Young Burnley mum took her own life over fear of losing children
A loving young mum from Burnley, only allowed supervised contact with her two children due to mental health problems, took her own life at home.
Mrs Jade Pask (24) was found dead on her bed at home in Coal Clough Lane on October 14th after taking a deliberate overdose of her estranged husband's anti-depressants, which had continued to be delivered to her house.
An inquest at Burnley Coroner's Court today heard that Mrs Pask suffered from bi-polar disorder, and another personality disorder, for which she was being treated by the local mental health team.
The devastated family of the former Sir John Thursby pupil described her as "a loving mother" who lived for her family. She had previously worked at Dove Court Nursing Home.
Care co-ordinator Suzie Scott told the hearing that Mrs Pask had been doing well and had come off her medication, but that "issues with her children affected her ability to cope,"
She added: "Jade found it extremely difficult to deal with not having them with her. It was devastating for her. We saw a decline in her mental health from around July. In March she commented that if her children were permanently adopted that she would end her own life.
"The supervised contact she had with them was not as much as she wanted."
The inquest heard that Mrs Pask had taken two overdoses in August and September, which she had described as impulsive acts.
Her estranged husband Martin, said in a statement to the hearing, that Jade had made threats to end her life but he had not taken them literally. He said that his medication for depression and anxiety, dothiepin, was still being delivered to Jade's house, and that he was intending to take them back to the chemist.
A toxicology test showed that Mrs Pask had ingested a fatal amount of the dothiepin.
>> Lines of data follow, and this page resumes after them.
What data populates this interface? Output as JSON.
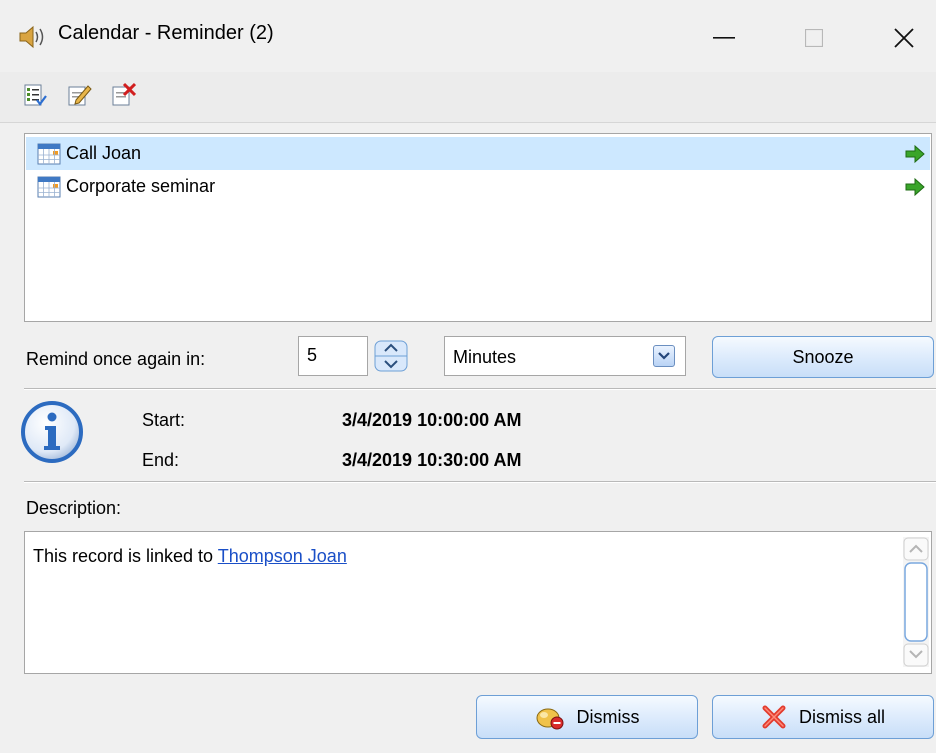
{
  "window": {
    "title": "Calendar - Reminder (2)",
    "icon": "speaker-icon",
    "controls": [
      "minimize-icon",
      "maximize-icon",
      "close-icon"
    ]
  },
  "toolbar": {
    "icons": [
      "checklist-icon",
      "edit-note-icon",
      "delete-note-icon"
    ]
  },
  "reminders": {
    "items": [
      {
        "label": "Call Joan",
        "selected": true,
        "icon": "calendar-icon",
        "action_icon": "green-arrow-icon"
      },
      {
        "label": "Corporate seminar",
        "selected": false,
        "icon": "calendar-icon",
        "action_icon": "green-arrow-icon"
      }
    ]
  },
  "snooze": {
    "label": "Remind once again in:",
    "value": "5",
    "unit": "Minutes",
    "button": "Snooze"
  },
  "details": {
    "start_label": "Start:",
    "start_value": "3/4/2019 10:00:00 AM",
    "end_label": "End:",
    "end_value": "3/4/2019 10:30:00 AM"
  },
  "description": {
    "label": "Description:",
    "text": "This record is linked to ",
    "link": "Thompson Joan"
  },
  "actions": {
    "dismiss": "Dismiss",
    "dismiss_all": "Dismiss all"
  },
  "colors": {
    "selection": "#cde8ff",
    "link": "#1a4fc7",
    "button_border": "#6d9fd6"
  }
}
Sgt Daniel Gunn, of Burnley Police, said that Mrs Pask's death was not treated a suspicious and that she was found with a number of empty blister packs of tablets around her.
Recording a conclusion of suicide, East Lancashire Coroner Mr Richard Taylor, said: "I have an image of a young lady who was very troubled and upset about the status of her children, while herself under the care of mental health services.
"She had done well in her treatment but her condition meant that mood swings were inevitable. I can see from messages she sent saying goodbye and apologising that she had done a deliberate act when taking a lot of medication, that sadly proved fatal."